Assumption Underlying Direct Control System

ASSUMPTION UNDERLYING DIRECT CONTROL SYSTEM

Some of the assumptions of direct control system, which are often criticized, are described below:

(i) Assumption that performance can be measured

Once major assumption underlying direct control system is that performance can be measured. Factors like inputs, output, cost, price, time etc. can be measured. However, there are factors which vitally affect an organization’s success but which are qualitative in nature and cannot be measured e.g. potential of managers to develop, effectiveness of research, creativity of manpower, soundness of managerial decisions etc. Hence, direct controls are lop sided in nature.

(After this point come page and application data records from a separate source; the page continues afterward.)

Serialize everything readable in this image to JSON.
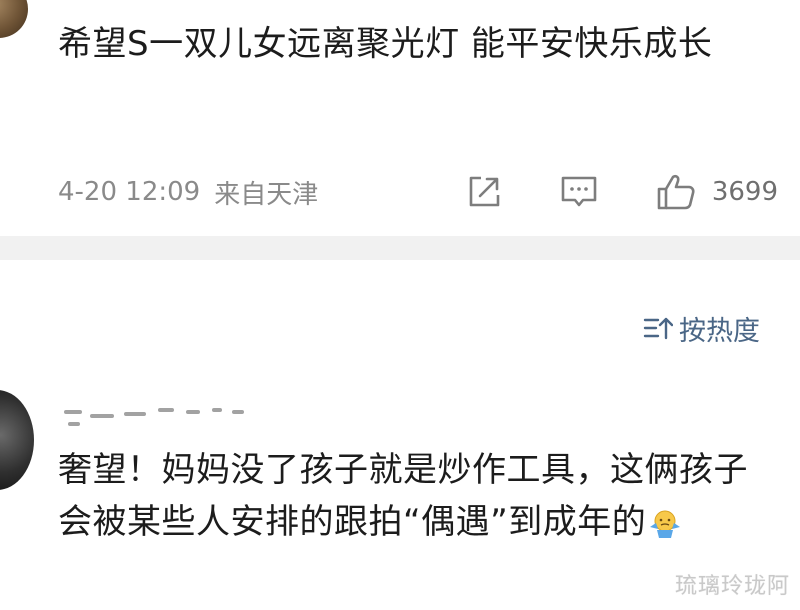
{
  "post": {
    "text": "希望S一双儿女远离聚光灯 能平安快乐成长",
    "time": "4-20 12:09",
    "source": "来自天津",
    "like_count": "3699",
    "share_icon": "share-icon",
    "comment_icon": "comment-icon",
    "like_icon": "thumbs-up-icon"
  },
  "sort": {
    "label": "按热度",
    "icon": "sort-icon"
  },
  "comment": {
    "text": "奢望！妈妈没了孩子就是炒作工具，这俩孩子会被某些人安排的跟拍“偶遇”到成年的",
    "emoji": "shrug-emoji-icon"
  },
  "watermark": "琉璃玲珑阿",
  "colors": {
    "background": "#ffffff",
    "divider": "#f1f1f1",
    "meta_text": "#8a8a8a",
    "sort_accent": "#4a6686"
  }
}
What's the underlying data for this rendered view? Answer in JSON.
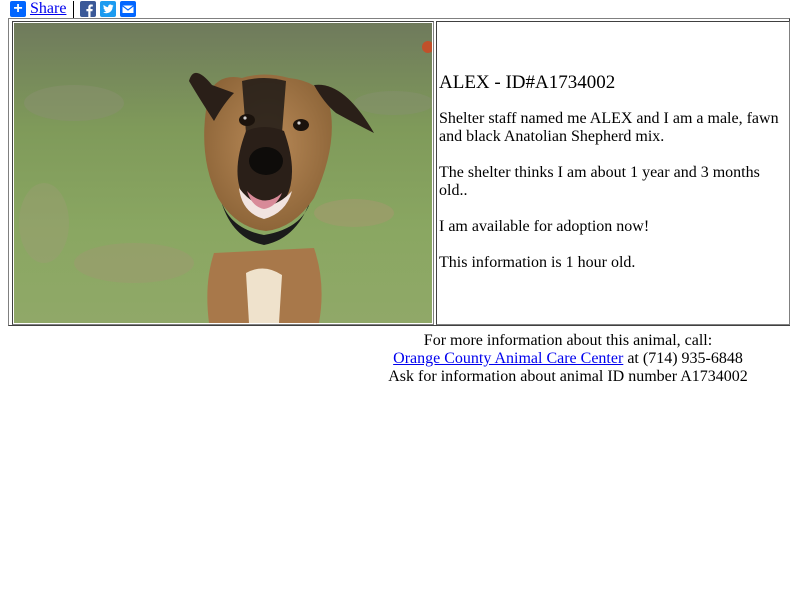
{
  "share": {
    "label": "Share",
    "icons": [
      "plus-icon",
      "facebook-icon",
      "twitter-icon",
      "email-icon"
    ]
  },
  "colors": {
    "link": "#0000ee",
    "share_blue": "#0166ff",
    "facebook": "#3b5998",
    "twitter": "#1d9bf0"
  },
  "animal": {
    "title": "ALEX - ID#A1734002",
    "description": "Shelter staff named me ALEX and I am a male, fawn and black Anatolian Shepherd mix.",
    "age": "The shelter thinks I am about 1 year and 3 months old..",
    "availability": "I am available for adoption now!",
    "freshness": "This information is 1 hour old."
  },
  "contact": {
    "line1": "For more information about this animal, call:",
    "shelter_name": "Orange County Animal Care Center",
    "phone_text": " at (714) 935-6848",
    "line3": "Ask for information about animal ID number A1734002"
  }
}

(ii) Assumption that personal responsibility exists for deviations

Sometimes this assumption is valid; sometimes it fails. For example, no manager is responsible for .undesirable deviations caused by uncertainties of external environment e.g. increase in interest rates, scarcity of a particular fuel, obsolescence of existing technology etc.

(iii) Assumption that cost of investigation in terms of time, efforts, money etc. isĀ justified

It takes time and efforts to undertake an analysis of deviations. In direct control system which is based on feedback analysis; recalling facts may be difficult as time has passed. In most of the cases, the cost of investigation into causes of deviations may exceed the benefit, likely to arise, from the controlling exercise.

(iv) Assumption that mistakes can be discovered in time

Discovery of deviations from plan may often come too late for effective corrective action. Much information for control purposes depends on historical data – which are available to managers quite late; and then managers take time to interpret the data. As such, true control can be applied only to future actions; not current actions.

(v) Assumption that the person responsible will take corrective steps

Fixing responsibility for deviations may not lead to corrective action; when the manager involved is one of height-ups in the organization. Subordinate manager dare not ask their superiors to correct themselves; to whom they report for their own performance.